To do:
Omit the pictures found among the records and print everything else exactly as it stands.

Records shown:
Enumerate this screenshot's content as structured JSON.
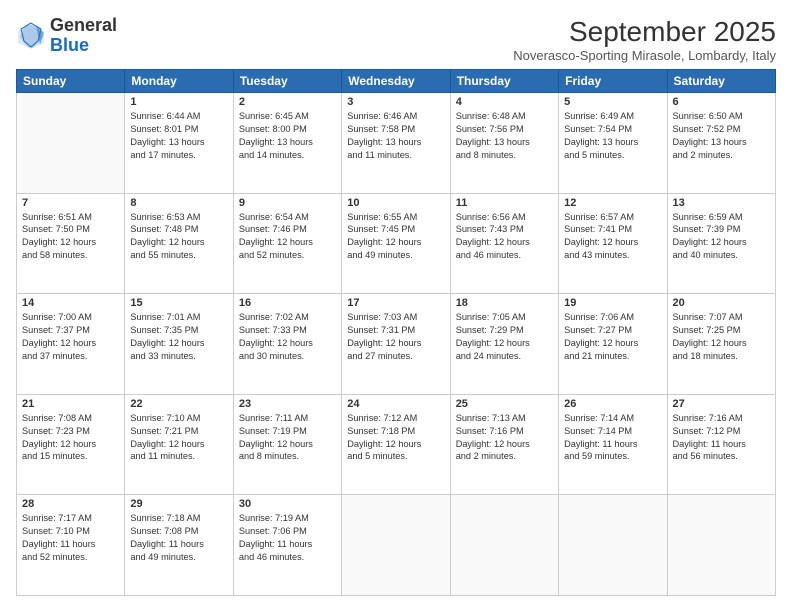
{
  "header": {
    "logo_general": "General",
    "logo_blue": "Blue",
    "month_title": "September 2025",
    "location": "Noverasco-Sporting Mirasole, Lombardy, Italy"
  },
  "weekdays": [
    "Sunday",
    "Monday",
    "Tuesday",
    "Wednesday",
    "Thursday",
    "Friday",
    "Saturday"
  ],
  "weeks": [
    [
      {
        "day": "",
        "info": ""
      },
      {
        "day": "1",
        "info": "Sunrise: 6:44 AM\nSunset: 8:01 PM\nDaylight: 13 hours\nand 17 minutes."
      },
      {
        "day": "2",
        "info": "Sunrise: 6:45 AM\nSunset: 8:00 PM\nDaylight: 13 hours\nand 14 minutes."
      },
      {
        "day": "3",
        "info": "Sunrise: 6:46 AM\nSunset: 7:58 PM\nDaylight: 13 hours\nand 11 minutes."
      },
      {
        "day": "4",
        "info": "Sunrise: 6:48 AM\nSunset: 7:56 PM\nDaylight: 13 hours\nand 8 minutes."
      },
      {
        "day": "5",
        "info": "Sunrise: 6:49 AM\nSunset: 7:54 PM\nDaylight: 13 hours\nand 5 minutes."
      },
      {
        "day": "6",
        "info": "Sunrise: 6:50 AM\nSunset: 7:52 PM\nDaylight: 13 hours\nand 2 minutes."
      }
    ],
    [
      {
        "day": "7",
        "info": "Sunrise: 6:51 AM\nSunset: 7:50 PM\nDaylight: 12 hours\nand 58 minutes."
      },
      {
        "day": "8",
        "info": "Sunrise: 6:53 AM\nSunset: 7:48 PM\nDaylight: 12 hours\nand 55 minutes."
      },
      {
        "day": "9",
        "info": "Sunrise: 6:54 AM\nSunset: 7:46 PM\nDaylight: 12 hours\nand 52 minutes."
      },
      {
        "day": "10",
        "info": "Sunrise: 6:55 AM\nSunset: 7:45 PM\nDaylight: 12 hours\nand 49 minutes."
      },
      {
        "day": "11",
        "info": "Sunrise: 6:56 AM\nSunset: 7:43 PM\nDaylight: 12 hours\nand 46 minutes."
      },
      {
        "day": "12",
        "info": "Sunrise: 6:57 AM\nSunset: 7:41 PM\nDaylight: 12 hours\nand 43 minutes."
      },
      {
        "day": "13",
        "info": "Sunrise: 6:59 AM\nSunset: 7:39 PM\nDaylight: 12 hours\nand 40 minutes."
      }
    ],
    [
      {
        "day": "14",
        "info": "Sunrise: 7:00 AM\nSunset: 7:37 PM\nDaylight: 12 hours\nand 37 minutes."
      },
      {
        "day": "15",
        "info": "Sunrise: 7:01 AM\nSunset: 7:35 PM\nDaylight: 12 hours\nand 33 minutes."
      },
      {
        "day": "16",
        "info": "Sunrise: 7:02 AM\nSunset: 7:33 PM\nDaylight: 12 hours\nand 30 minutes."
      },
      {
        "day": "17",
        "info": "Sunrise: 7:03 AM\nSunset: 7:31 PM\nDaylight: 12 hours\nand 27 minutes."
      },
      {
        "day": "18",
        "info": "Sunrise: 7:05 AM\nSunset: 7:29 PM\nDaylight: 12 hours\nand 24 minutes."
      },
      {
        "day": "19",
        "info": "Sunrise: 7:06 AM\nSunset: 7:27 PM\nDaylight: 12 hours\nand 21 minutes."
      },
      {
        "day": "20",
        "info": "Sunrise: 7:07 AM\nSunset: 7:25 PM\nDaylight: 12 hours\nand 18 minutes."
      }
    ],
    [
      {
        "day": "21",
        "info": "Sunrise: 7:08 AM\nSunset: 7:23 PM\nDaylight: 12 hours\nand 15 minutes."
      },
      {
        "day": "22",
        "info": "Sunrise: 7:10 AM\nSunset: 7:21 PM\nDaylight: 12 hours\nand 11 minutes."
      },
      {
        "day": "23",
        "info": "Sunrise: 7:11 AM\nSunset: 7:19 PM\nDaylight: 12 hours\nand 8 minutes."
      },
      {
        "day": "24",
        "info": "Sunrise: 7:12 AM\nSunset: 7:18 PM\nDaylight: 12 hours\nand 5 minutes."
      },
      {
        "day": "25",
        "info": "Sunrise: 7:13 AM\nSunset: 7:16 PM\nDaylight: 12 hours\nand 2 minutes."
      },
      {
        "day": "26",
        "info": "Sunrise: 7:14 AM\nSunset: 7:14 PM\nDaylight: 11 hours\nand 59 minutes."
      },
      {
        "day": "27",
        "info": "Sunrise: 7:16 AM\nSunset: 7:12 PM\nDaylight: 11 hours\nand 56 minutes."
      }
    ],
    [
      {
        "day": "28",
        "info": "Sunrise: 7:17 AM\nSunset: 7:10 PM\nDaylight: 11 hours\nand 52 minutes."
      },
      {
        "day": "29",
        "info": "Sunrise: 7:18 AM\nSunset: 7:08 PM\nDaylight: 11 hours\nand 49 minutes."
      },
      {
        "day": "30",
        "info": "Sunrise: 7:19 AM\nSunset: 7:06 PM\nDaylight: 11 hours\nand 46 minutes."
      },
      {
        "day": "",
        "info": ""
      },
      {
        "day": "",
        "info": ""
      },
      {
        "day": "",
        "info": ""
      },
      {
        "day": "",
        "info": ""
      }
    ]
  ]
}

Exercise answer:
Enumerate this screenshot's content as structured JSON.
{
  "header": {
    "logo_general": "General",
    "logo_blue": "Blue",
    "month_title": "September 2025",
    "location": "Noverasco-Sporting Mirasole, Lombardy, Italy"
  },
  "weekdays": [
    "Sunday",
    "Monday",
    "Tuesday",
    "Wednesday",
    "Thursday",
    "Friday",
    "Saturday"
  ],
  "weeks": [
    [
      {
        "day": "",
        "info": ""
      },
      {
        "day": "1",
        "info": "Sunrise: 6:44 AM\nSunset: 8:01 PM\nDaylight: 13 hours\nand 17 minutes."
      },
      {
        "day": "2",
        "info": "Sunrise: 6:45 AM\nSunset: 8:00 PM\nDaylight: 13 hours\nand 14 minutes."
      },
      {
        "day": "3",
        "info": "Sunrise: 6:46 AM\nSunset: 7:58 PM\nDaylight: 13 hours\nand 11 minutes."
      },
      {
        "day": "4",
        "info": "Sunrise: 6:48 AM\nSunset: 7:56 PM\nDaylight: 13 hours\nand 8 minutes."
      },
      {
        "day": "5",
        "info": "Sunrise: 6:49 AM\nSunset: 7:54 PM\nDaylight: 13 hours\nand 5 minutes."
      },
      {
        "day": "6",
        "info": "Sunrise: 6:50 AM\nSunset: 7:52 PM\nDaylight: 13 hours\nand 2 minutes."
      }
    ],
    [
      {
        "day": "7",
        "info": "Sunrise: 6:51 AM\nSunset: 7:50 PM\nDaylight: 12 hours\nand 58 minutes."
      },
      {
        "day": "8",
        "info": "Sunrise: 6:53 AM\nSunset: 7:48 PM\nDaylight: 12 hours\nand 55 minutes."
      },
      {
        "day": "9",
        "info": "Sunrise: 6:54 AM\nSunset: 7:46 PM\nDaylight: 12 hours\nand 52 minutes."
      },
      {
        "day": "10",
        "info": "Sunrise: 6:55 AM\nSunset: 7:45 PM\nDaylight: 12 hours\nand 49 minutes."
      },
      {
        "day": "11",
        "info": "Sunrise: 6:56 AM\nSunset: 7:43 PM\nDaylight: 12 hours\nand 46 minutes."
      },
      {
        "day": "12",
        "info": "Sunrise: 6:57 AM\nSunset: 7:41 PM\nDaylight: 12 hours\nand 43 minutes."
      },
      {
        "day": "13",
        "info": "Sunrise: 6:59 AM\nSunset: 7:39 PM\nDaylight: 12 hours\nand 40 minutes."
      }
    ],
    [
      {
        "day": "14",
        "info": "Sunrise: 7:00 AM\nSunset: 7:37 PM\nDaylight: 12 hours\nand 37 minutes."
      },
      {
        "day": "15",
        "info": "Sunrise: 7:01 AM\nSunset: 7:35 PM\nDaylight: 12 hours\nand 33 minutes."
      },
      {
        "day": "16",
        "info": "Sunrise: 7:02 AM\nSunset: 7:33 PM\nDaylight: 12 hours\nand 30 minutes."
      },
      {
        "day": "17",
        "info": "Sunrise: 7:03 AM\nSunset: 7:31 PM\nDaylight: 12 hours\nand 27 minutes."
      },
      {
        "day": "18",
        "info": "Sunrise: 7:05 AM\nSunset: 7:29 PM\nDaylight: 12 hours\nand 24 minutes."
      },
      {
        "day": "19",
        "info": "Sunrise: 7:06 AM\nSunset: 7:27 PM\nDaylight: 12 hours\nand 21 minutes."
      },
      {
        "day": "20",
        "info": "Sunrise: 7:07 AM\nSunset: 7:25 PM\nDaylight: 12 hours\nand 18 minutes."
      }
    ],
    [
      {
        "day": "21",
        "info": "Sunrise: 7:08 AM\nSunset: 7:23 PM\nDaylight: 12 hours\nand 15 minutes."
      },
      {
        "day": "22",
        "info": "Sunrise: 7:10 AM\nSunset: 7:21 PM\nDaylight: 12 hours\nand 11 minutes."
      },
      {
        "day": "23",
        "info": "Sunrise: 7:11 AM\nSunset: 7:19 PM\nDaylight: 12 hours\nand 8 minutes."
      },
      {
        "day": "24",
        "info": "Sunrise: 7:12 AM\nSunset: 7:18 PM\nDaylight: 12 hours\nand 5 minutes."
      },
      {
        "day": "25",
        "info": "Sunrise: 7:13 AM\nSunset: 7:16 PM\nDaylight: 12 hours\nand 2 minutes."
      },
      {
        "day": "26",
        "info": "Sunrise: 7:14 AM\nSunset: 7:14 PM\nDaylight: 11 hours\nand 59 minutes."
      },
      {
        "day": "27",
        "info": "Sunrise: 7:16 AM\nSunset: 7:12 PM\nDaylight: 11 hours\nand 56 minutes."
      }
    ],
    [
      {
        "day": "28",
        "info": "Sunrise: 7:17 AM\nSunset: 7:10 PM\nDaylight: 11 hours\nand 52 minutes."
      },
      {
        "day": "29",
        "info": "Sunrise: 7:18 AM\nSunset: 7:08 PM\nDaylight: 11 hours\nand 49 minutes."
      },
      {
        "day": "30",
        "info": "Sunrise: 7:19 AM\nSunset: 7:06 PM\nDaylight: 11 hours\nand 46 minutes."
      },
      {
        "day": "",
        "info": ""
      },
      {
        "day": "",
        "info": ""
      },
      {
        "day": "",
        "info": ""
      },
      {
        "day": "",
        "info": ""
      }
    ]
  ]
}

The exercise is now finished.